Exercise directions:
Could you filter the records below down to the lines that include the word "JSON"?

── Recorded data ──

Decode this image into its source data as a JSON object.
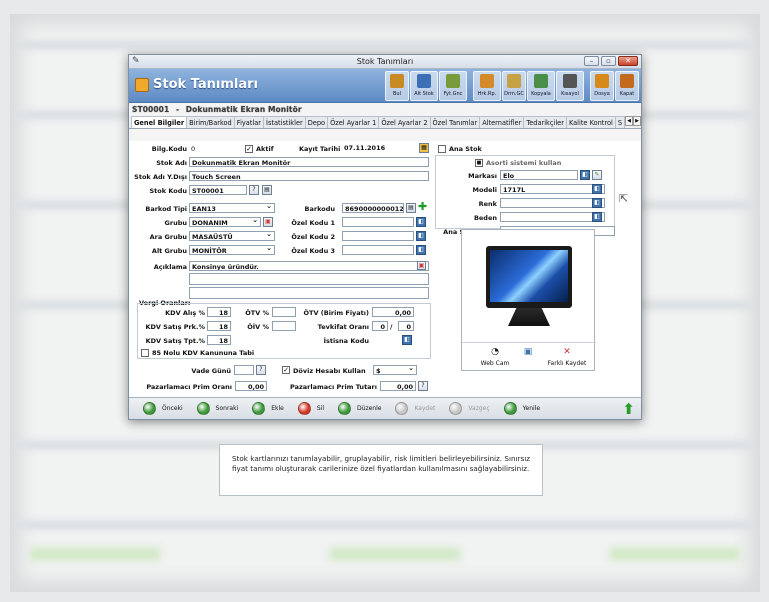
{
  "window": {
    "title": "Stok Tanımları",
    "header_title": "Stok Tanımları",
    "stock_line": {
      "code": "ST00001",
      "separator": "-",
      "name": "Dokunmatik Ekran Monitör"
    }
  },
  "toolbar": [
    {
      "label": "Bul",
      "icon": "search-icon",
      "color": "#c98a24"
    },
    {
      "label": "Alt Stok",
      "icon": "substock-icon",
      "color": "#3d6fb5"
    },
    {
      "label": "Fyt.Gnc",
      "icon": "price-update-icon",
      "color": "#7a9b3c"
    },
    {
      "label": "Hrk.Rp.",
      "icon": "movement-report-icon",
      "color": "#d48a2a"
    },
    {
      "label": "Drm.GC",
      "icon": "status-icon",
      "color": "#c7a245"
    },
    {
      "label": "Kopyala",
      "icon": "copy-icon",
      "color": "#4a8e4a"
    },
    {
      "label": "Kısayol",
      "icon": "shortcut-icon",
      "color": "#555555"
    },
    {
      "label": "Dosya",
      "icon": "file-icon",
      "color": "#d78a1c"
    },
    {
      "label": "Kapat",
      "icon": "close-icon",
      "color": "#c46a1c"
    }
  ],
  "tabs": [
    "Genel Bilgiler",
    "Birim/Barkod",
    "Fiyatlar",
    "İstatistikler",
    "Depo",
    "Özel Ayarlar 1",
    "Özel Ayarlar 2",
    "Özel Tanımlar",
    "Alternatifler",
    "Tedarikçiler",
    "Kalite Kontrol",
    "S"
  ],
  "form": {
    "bilg_kodu_label": "Bilg.Kodu",
    "bilg_kodu_value": "0",
    "aktif_label": "Aktif",
    "kayit_tarihi_label": "Kayıt Tarihi",
    "kayit_tarihi_value": "07.11.2016",
    "ana_stok_label": "Ana Stok",
    "stok_adi_label": "Stok Adı",
    "stok_adi_value": "Dokunmatik Ekran Monitör",
    "stok_adi_ydisi_label": "Stok Adı Y.Dışı",
    "stok_adi_ydisi_value": "Touch Screen",
    "stok_kodu_label": "Stok Kodu",
    "stok_kodu_value": "ST00001",
    "barkod_tipi_label": "Barkod Tipi",
    "barkod_tipi_value": "EAN13",
    "barkodu_label": "Barkodu",
    "barkodu_value": "8690000000012",
    "grubu_label": "Grubu",
    "grubu_value": "DONANIM",
    "ozel_kodu1_label": "Özel Kodu 1",
    "ara_grubu_label": "Ara Grubu",
    "ara_grubu_value": "MASAÜSTÜ",
    "ozel_kodu2_label": "Özel Kodu 2",
    "alt_grubu_label": "Alt Grubu",
    "alt_grubu_value": "MONİTÖR",
    "ozel_kodu3_label": "Özel Kodu 3",
    "aciklama_label": "Açıklama",
    "aciklama_value": "Konsinye üründür.",
    "asorti_label": "Asorti sistemi kullan",
    "markasi_label": "Markası",
    "markasi_value": "Elo",
    "modeli_label": "Modeli",
    "modeli_value": "1717L",
    "renk_label": "Renk",
    "beden_label": "Beden",
    "ana_stok_kodu_label": "Ana Stok Kodu"
  },
  "tax": {
    "section_title": "Vergi Oranları",
    "kdv_alis_label": "KDV Alış %",
    "kdv_alis_value": "18",
    "otv_pct_label": "ÖTV %",
    "otv_birim_label": "ÖTV (Birim Fiyatı)",
    "otv_birim_value": "0,00",
    "kdv_satis_prk_label": "KDV Satış Prk.%",
    "kdv_satis_prk_value": "18",
    "oiv_pct_label": "ÖİV %",
    "tevkifat_label": "Tevkifat Oranı",
    "tevkifat_a": "0",
    "tevkifat_sep": "/",
    "tevkifat_b": "0",
    "kdv_satis_tpt_label": "KDV Satış Tpt.%",
    "kdv_satis_tpt_value": "18",
    "istisna_label": "İstisna Kodu",
    "kdv_85_label": "85 Nolu KDV Kanununa Tabi"
  },
  "payment": {
    "vade_label": "Vade Günü",
    "doviz_label": "Döviz Hesabı Kullan",
    "doviz_value": "$",
    "prim_orani_label": "Pazarlamacı Prim Oranı",
    "prim_orani_value": "0,00",
    "prim_tutari_label": "Pazarlamacı Prim Tutarı",
    "prim_tutari_value": "0,00"
  },
  "image_panel": {
    "webcam_label": "Web Cam",
    "save_as_label": "Farklı Kaydet"
  },
  "bottombar": [
    {
      "label": "Önceki",
      "color": "#3e9a3a",
      "enabled": true
    },
    {
      "label": "Sonraki",
      "color": "#3e9a3a",
      "enabled": true
    },
    {
      "label": "Ekle",
      "color": "#3e9a3a",
      "enabled": true
    },
    {
      "label": "Sil",
      "color": "#d23a2a",
      "enabled": true
    },
    {
      "label": "Düzenle",
      "color": "#3e9a3a",
      "enabled": true
    },
    {
      "label": "Kaydet",
      "color": "#c7c7c7",
      "enabled": false
    },
    {
      "label": "Vazgeç",
      "color": "#c7c7c7",
      "enabled": false
    },
    {
      "label": "Yenile",
      "color": "#3e9a3a",
      "enabled": true
    }
  ],
  "caption": "Stok kartlarınızı tanımlayabilir, gruplayabilir, risk limitleri belirleyebilirsiniz. Sınırsız fiyat tanımı oluşturarak carilerinize özel fiyatlardan kullanılmasını sağlayabilirsiniz."
}
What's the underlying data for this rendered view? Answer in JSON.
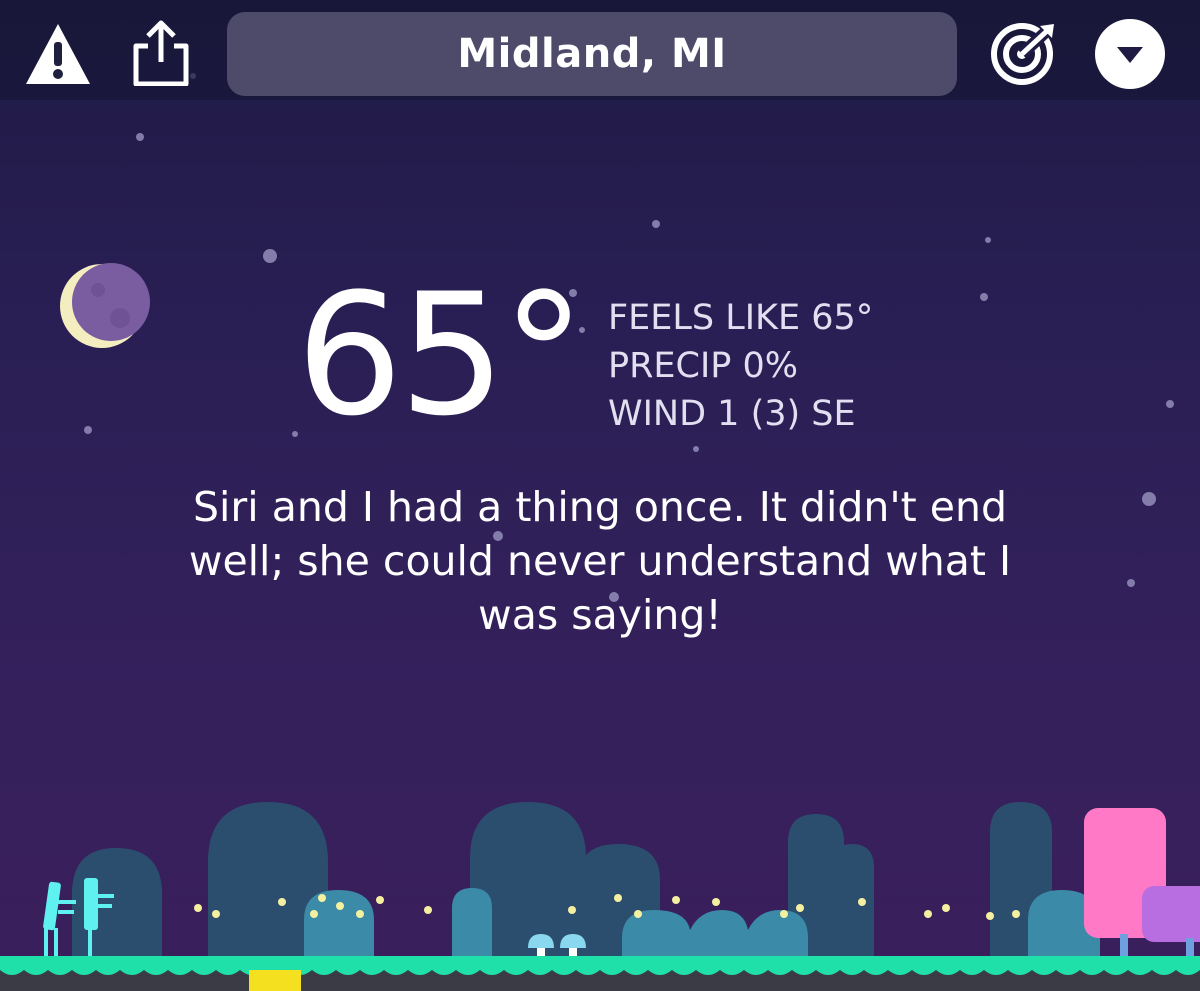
{
  "header": {
    "location": "Midland, MI",
    "left_icons": [
      "warning-icon",
      "share-icon"
    ],
    "right_icons": [
      "radar-icon",
      "dropdown-icon"
    ]
  },
  "weather": {
    "temperature": "65°",
    "feels_like": "FEELS LIKE 65°",
    "precip": "PRECIP 0%",
    "wind": "WIND 1 (3) SE",
    "condition_icon": "crescent-moon-icon"
  },
  "message": "Siri and I had a thing once. It didn't end well; she could never understand what I was saying!",
  "colors": {
    "sky_top": "#1f1b45",
    "sky_bottom": "#3a1f5c",
    "ground_green": "#1fe0a8",
    "tree_blue": "#2c4e6e",
    "bush_teal": "#3a8aa8",
    "pink_tree": "#ff79c6",
    "purple_tree": "#b86ee0",
    "firefly_yellow": "#f5f0a0"
  }
}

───

Exercise response:
Decode this image into its source data as a JSON object.
What's the underlying data for this rendered view? Answer in JSON.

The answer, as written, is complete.